Do you agree that the final process ends only when a photograph is actually printed?
Definitely yes. The print quality is an absolute necessity which can bury otherwise great images. I personally pay a big attention to the high quality printing. I do not like the current trend that many people publish hundreds of photos in a short time period preferring quantity over quality. I do exactly the opposite. Before I publish my images I usually let them ‘mature’ for approximately six to twelve months which is the minimum period I use to first check the photos by myself. If I like them even after this time period, then I decide to publish them. This cautiousness is consistent with my quality over quantity approach and I am pretty sure that it will pay off in the long-term view of my photographic career.
Your work is very consistent, both in the shooting style and the post-processing of the files. Could you describe your workflow?

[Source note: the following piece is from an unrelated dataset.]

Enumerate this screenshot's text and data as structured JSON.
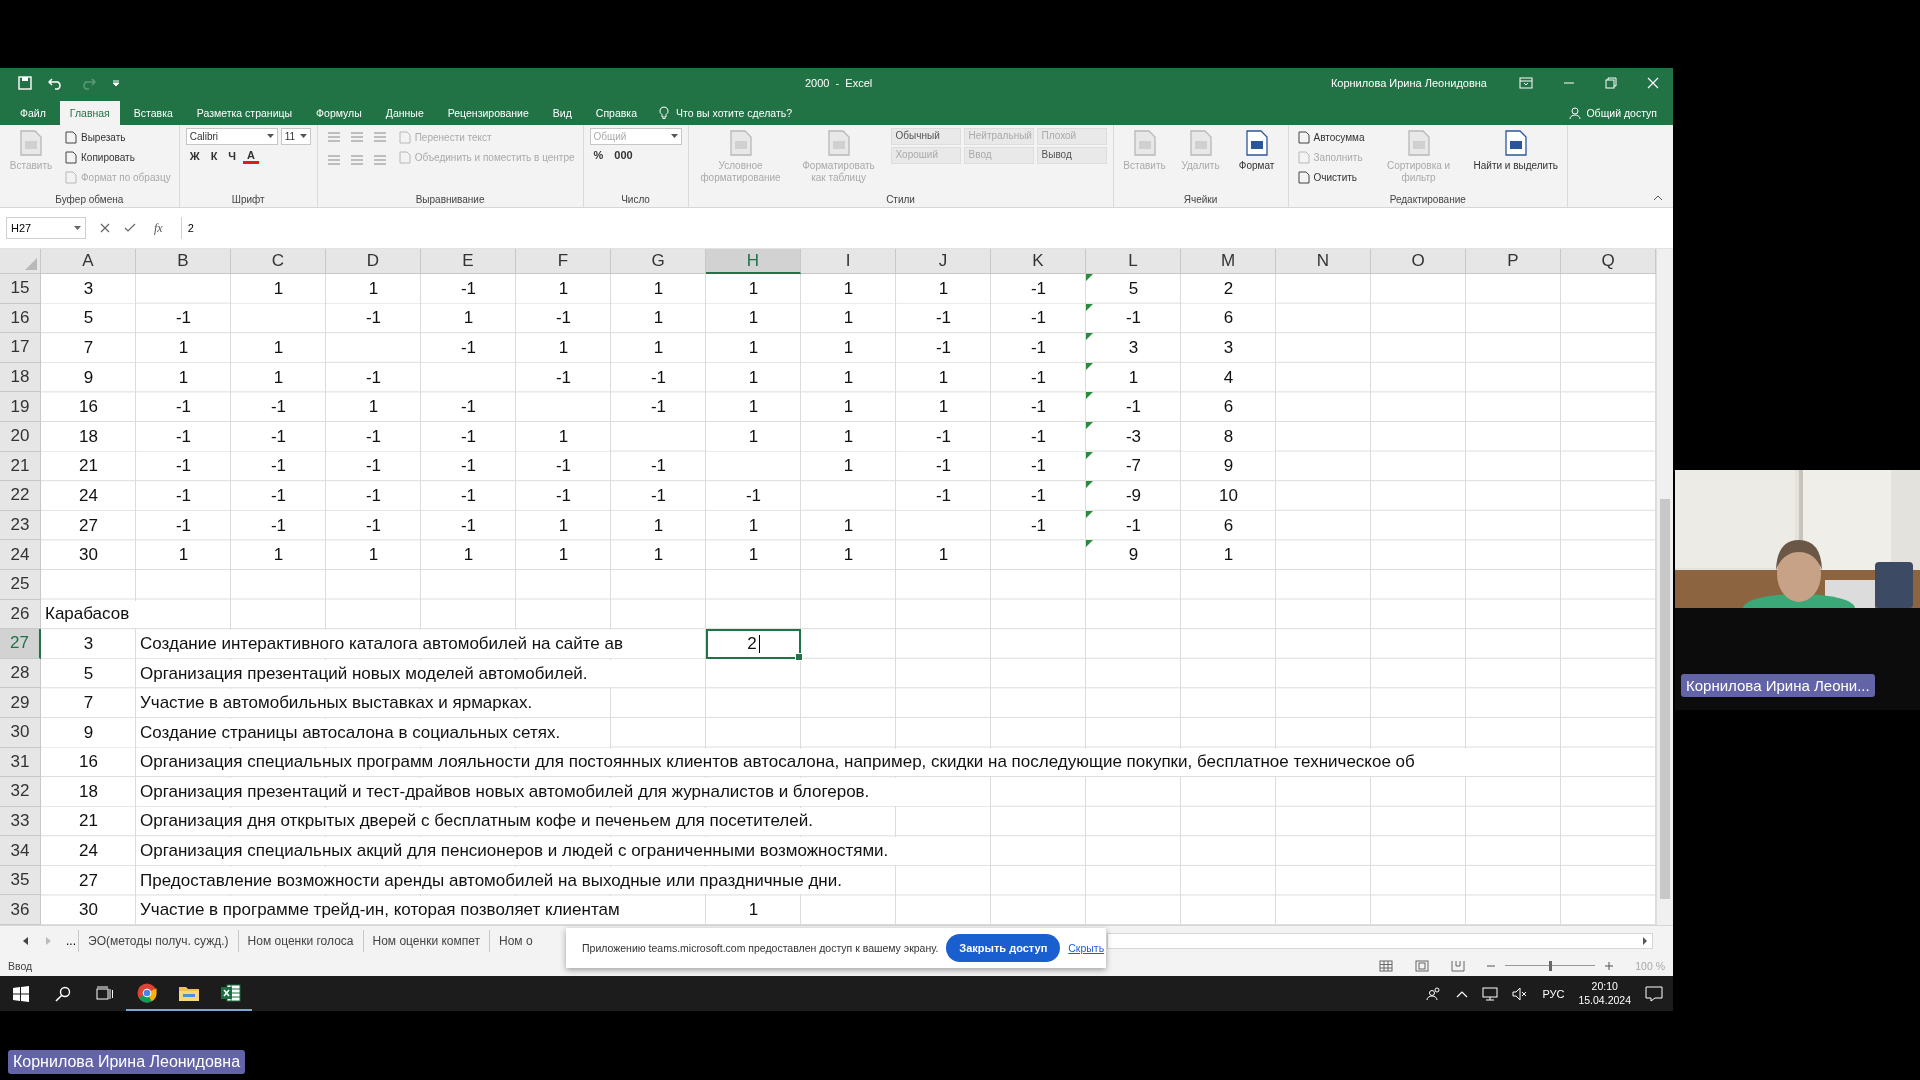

As I said before, I am convinced that the shooting style is most influenced by the personality of the photographer which is typically ‘constant’ for a long periods in our lives. Although you may try to alter your shooting style from time to time, I think that the shooting style which produces the best shots through the camera lens is in accordance with the unchangeable ‘personality’ of the photographer and the way how he sees and perceives the world around him. And, as I said before, I am very selective which photos to publish and which not to publish. That means that I perform post-processing for a small portion of what I shoot so that I can concentrate more on achieving consistent results. The slower pace sometimes pays off – at least for me.
One thing we have noticed is that, regardless Fujifilm’s launching calendar, we can see lots of photographers still attached to their older models. Do you feel they never get outdated, but classics instead?
As I mentioned before, I still use Fujifilm X100, which is the very first camera model that Fuji has produced within its Fujifilm X Series. The main reason why I have not upgraded yet is that I got used to that camera. I know it has its weaknesses – and, frankly, from time to time I ‘talk’ to my camera using quite ugly language – but overall I am nicely synchronized with my beloved camera as I learned how to bypass its imperfections. Nobody is perfect, me neither, so if it works for both of us (myself and my camera), why should this be changed? The risk of missing the ‘decisive moments’ due to getting used to a new model of camera prevented me to do so during the initial four years of my photographic career.
Any new project being ‘cooked’ that you would like to share with our readers?
Yes, of course. There are four new documentary projects which I will publish by the end of this year. I have worked on them during the past year and I let them ‘mature’ in a way that I described above. Now the time has come when I am going to publish them. So if you like my photographs, then watch regularly my official website and my Facebook | Instagram profiles to stay informed about my latest work.
Thank you for your time!
Michael Hanke was born in Kladno, Czech Republic, in 1972. His photographic career began when he was 40 years old. However, only one year later he began to receive prestigious awards for his work, both at regional and international levels. From the very beginning of his career, he has dedicated his work to the humanistic and social black and white documentary photography, focusing on long-term projects. His work has been awarded five times in the recognized Czech Press Photo competition. In 2016, he was shortlisted at the world’s biggest photography competition the Sony World Photography Awards with the series documenting the thrilling atmosphere of youth chess tournaments. In 2017, he has received the 2nd prize at the world’s most prestigious photography contest – World Press Photo – with his latest story from youth chess tournaments. His work was exhibited in several solo and group exhibitions around the world.